Empty Houses is the brainchild of pop punk staple Fireworks’ vocalist David Mackinder, touring member Adam Mercer and singer Ali Shea. The EP stands as something that is on a short list of releases that actually make me mad because it ends far too quickly. The musicianship is stripped down, allowing each instrument to shine to the forefront and Shea’s voice bleeds soul and croons perfectly. I need more.

Mackinder and Mercer play beautifully. They’re a perfect throwback sound that would’ve fit in easily as some of the best music of the motown movement fifty years ago. The melodies aren’t overly complicated, but layered enough to sound fully fleshed out. While I wouldn’t have noticed it without already knowing, there is a level of Fireworks-style of flare to the song writing (vocal melody and bass line, specifically) that helps the music pop even more.

For only having two musicians, the duo work masterfully.
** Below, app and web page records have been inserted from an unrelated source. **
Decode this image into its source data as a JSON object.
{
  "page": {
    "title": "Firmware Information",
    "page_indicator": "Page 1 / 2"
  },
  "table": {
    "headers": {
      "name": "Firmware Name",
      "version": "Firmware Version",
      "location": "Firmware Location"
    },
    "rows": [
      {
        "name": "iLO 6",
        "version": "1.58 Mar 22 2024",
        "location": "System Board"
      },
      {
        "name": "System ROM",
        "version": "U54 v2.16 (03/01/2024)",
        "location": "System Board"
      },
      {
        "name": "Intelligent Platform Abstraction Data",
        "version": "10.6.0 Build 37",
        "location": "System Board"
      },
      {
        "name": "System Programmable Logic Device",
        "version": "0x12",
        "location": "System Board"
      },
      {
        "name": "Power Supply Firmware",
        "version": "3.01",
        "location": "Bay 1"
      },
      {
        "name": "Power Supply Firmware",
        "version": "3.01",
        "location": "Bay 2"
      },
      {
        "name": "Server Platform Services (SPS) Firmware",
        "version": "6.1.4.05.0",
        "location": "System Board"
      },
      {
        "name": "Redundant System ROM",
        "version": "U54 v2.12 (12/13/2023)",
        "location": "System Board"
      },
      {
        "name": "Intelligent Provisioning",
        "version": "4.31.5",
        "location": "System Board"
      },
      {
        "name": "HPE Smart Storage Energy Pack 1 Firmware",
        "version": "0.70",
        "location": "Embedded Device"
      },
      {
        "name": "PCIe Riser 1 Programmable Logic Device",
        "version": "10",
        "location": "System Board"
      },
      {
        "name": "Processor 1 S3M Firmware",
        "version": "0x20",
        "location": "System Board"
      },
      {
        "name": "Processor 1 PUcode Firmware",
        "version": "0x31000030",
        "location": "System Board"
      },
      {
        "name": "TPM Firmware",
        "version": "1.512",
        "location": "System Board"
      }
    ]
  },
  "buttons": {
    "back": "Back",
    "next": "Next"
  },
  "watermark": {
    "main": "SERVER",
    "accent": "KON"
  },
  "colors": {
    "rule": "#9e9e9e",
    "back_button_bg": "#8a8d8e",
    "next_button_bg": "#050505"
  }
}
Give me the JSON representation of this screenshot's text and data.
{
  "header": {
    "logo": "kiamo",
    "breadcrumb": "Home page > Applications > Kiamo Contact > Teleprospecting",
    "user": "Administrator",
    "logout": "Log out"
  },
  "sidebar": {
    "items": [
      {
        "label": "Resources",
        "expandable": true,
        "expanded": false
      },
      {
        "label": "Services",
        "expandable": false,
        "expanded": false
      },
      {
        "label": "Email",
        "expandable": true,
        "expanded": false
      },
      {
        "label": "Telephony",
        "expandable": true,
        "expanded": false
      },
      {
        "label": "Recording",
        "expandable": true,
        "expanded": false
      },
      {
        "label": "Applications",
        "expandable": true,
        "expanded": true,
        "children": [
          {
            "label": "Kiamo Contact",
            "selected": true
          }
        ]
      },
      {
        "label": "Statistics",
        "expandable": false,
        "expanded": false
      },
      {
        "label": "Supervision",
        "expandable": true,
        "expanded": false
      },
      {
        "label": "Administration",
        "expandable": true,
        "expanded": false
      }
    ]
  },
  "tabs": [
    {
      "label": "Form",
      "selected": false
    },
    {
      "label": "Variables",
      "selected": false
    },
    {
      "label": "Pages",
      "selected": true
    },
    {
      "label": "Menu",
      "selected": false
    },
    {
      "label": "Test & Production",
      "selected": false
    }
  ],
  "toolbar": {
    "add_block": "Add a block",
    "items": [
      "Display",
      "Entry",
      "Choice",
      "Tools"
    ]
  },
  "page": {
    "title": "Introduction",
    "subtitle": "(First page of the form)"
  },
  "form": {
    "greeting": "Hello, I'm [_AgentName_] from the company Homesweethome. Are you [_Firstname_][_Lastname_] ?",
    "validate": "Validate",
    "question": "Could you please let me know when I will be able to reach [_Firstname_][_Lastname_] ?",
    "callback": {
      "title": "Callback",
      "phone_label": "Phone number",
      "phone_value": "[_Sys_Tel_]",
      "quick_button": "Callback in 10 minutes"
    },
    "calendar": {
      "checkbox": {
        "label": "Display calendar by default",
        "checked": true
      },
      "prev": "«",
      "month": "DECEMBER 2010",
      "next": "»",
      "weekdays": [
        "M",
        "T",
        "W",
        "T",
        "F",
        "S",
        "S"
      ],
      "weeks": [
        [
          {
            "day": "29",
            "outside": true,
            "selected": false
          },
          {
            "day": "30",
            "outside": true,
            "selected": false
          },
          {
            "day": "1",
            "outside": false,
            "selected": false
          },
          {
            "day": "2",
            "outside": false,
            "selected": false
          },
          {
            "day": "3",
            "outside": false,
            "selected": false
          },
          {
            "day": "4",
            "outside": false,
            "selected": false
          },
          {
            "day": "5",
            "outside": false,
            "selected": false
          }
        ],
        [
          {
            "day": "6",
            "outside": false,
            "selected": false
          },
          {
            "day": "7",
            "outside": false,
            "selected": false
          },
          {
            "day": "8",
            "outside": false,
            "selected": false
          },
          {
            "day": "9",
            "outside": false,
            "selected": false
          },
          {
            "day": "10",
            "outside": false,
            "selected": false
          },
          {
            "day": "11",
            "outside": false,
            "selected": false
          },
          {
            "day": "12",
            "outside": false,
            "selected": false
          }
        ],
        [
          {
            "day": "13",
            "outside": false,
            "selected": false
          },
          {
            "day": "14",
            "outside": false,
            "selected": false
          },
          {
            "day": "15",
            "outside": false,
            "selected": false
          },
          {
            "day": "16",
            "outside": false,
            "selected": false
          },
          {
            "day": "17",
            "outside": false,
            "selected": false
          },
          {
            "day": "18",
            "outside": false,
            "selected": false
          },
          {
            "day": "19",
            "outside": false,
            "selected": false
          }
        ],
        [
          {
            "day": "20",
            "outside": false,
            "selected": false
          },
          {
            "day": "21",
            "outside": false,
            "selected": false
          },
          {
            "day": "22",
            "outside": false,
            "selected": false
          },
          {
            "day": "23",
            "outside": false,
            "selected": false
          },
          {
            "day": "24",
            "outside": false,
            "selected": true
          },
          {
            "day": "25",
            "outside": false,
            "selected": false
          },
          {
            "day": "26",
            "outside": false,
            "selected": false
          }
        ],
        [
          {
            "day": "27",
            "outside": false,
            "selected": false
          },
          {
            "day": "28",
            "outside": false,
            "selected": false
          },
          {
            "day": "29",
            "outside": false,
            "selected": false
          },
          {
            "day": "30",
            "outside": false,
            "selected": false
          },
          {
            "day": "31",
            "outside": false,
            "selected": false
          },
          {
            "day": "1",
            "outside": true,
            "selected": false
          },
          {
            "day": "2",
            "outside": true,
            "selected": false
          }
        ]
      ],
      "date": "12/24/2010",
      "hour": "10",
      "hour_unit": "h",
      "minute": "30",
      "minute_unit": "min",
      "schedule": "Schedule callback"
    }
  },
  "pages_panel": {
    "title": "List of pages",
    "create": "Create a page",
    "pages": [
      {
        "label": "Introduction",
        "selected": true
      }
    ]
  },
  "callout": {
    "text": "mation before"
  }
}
Two guitars trade riffs and change tempo to work softly as well as they do to make you want to dance. The bass pushes the songs along almost more than anything else, and has some incredible riffs. One of the best additions is the precise thunder of the drums, which really improves the classic motown sound and makes it sound modern. Mackinder, as a background vocalist, is a perfect match to harmonize with Ali.

I am in love with Ali Shea. From what I can tell, this is her first real musical venture, and the fact that her name isn’t already known is something short of a travesty. Her voice is utterly dripping with soul. She entrances the listener with soft crooning before exploding to hit higher notes, and making it sound miraculously simple. To put it in perspective, she sounds like a mixture of Zoey Deschanel of She & Him and Adele, but with a tone of more honey and conversation. I could literally listen to her for days.

Lyrically, Empty Houses is a pop album through and through. There isn’t any of the philosophy of Fireworks to be found, but that doesn’t mean things are simple. The songs are about lost love, and fit perfectly to Shea’s voice. There is a definite weight even to pop lyrics such as “I had this comfort built up inside that was a good place for me to hide. I’m hoping for a little longer and I cried all night, thinking about it, I’m trying to convince myself that I’m all right living without it” from “Far Away”.

Empty Houses have potential to make incredible waves in the music industry if marketed correctly. While there are a number of modern motown and bluesy groups out there, few have the instant ability to stand out, even if they are more of a throwback sound than an exploration. Singer Ali Shea has honest potential to take the country by storm with her voice, and I hope more people hear it. Whatever the future holds for Empty Houses, I want to hear it sooner rather than later. Please go check out their EP from their bandcamp site. You won’t regret it.

4.5/5

by Kyle Schultz

kyle_catKyle Schultz is the Senior Editor at It’s All Dead and has worked as a gaming journalist at Structure Gaming. He lives in Chicago and his new life goal is to hear Ali Shea sing live. It sounds creepy, but it comes from a place of adoration. Does that make it worse? Oh no…. 😦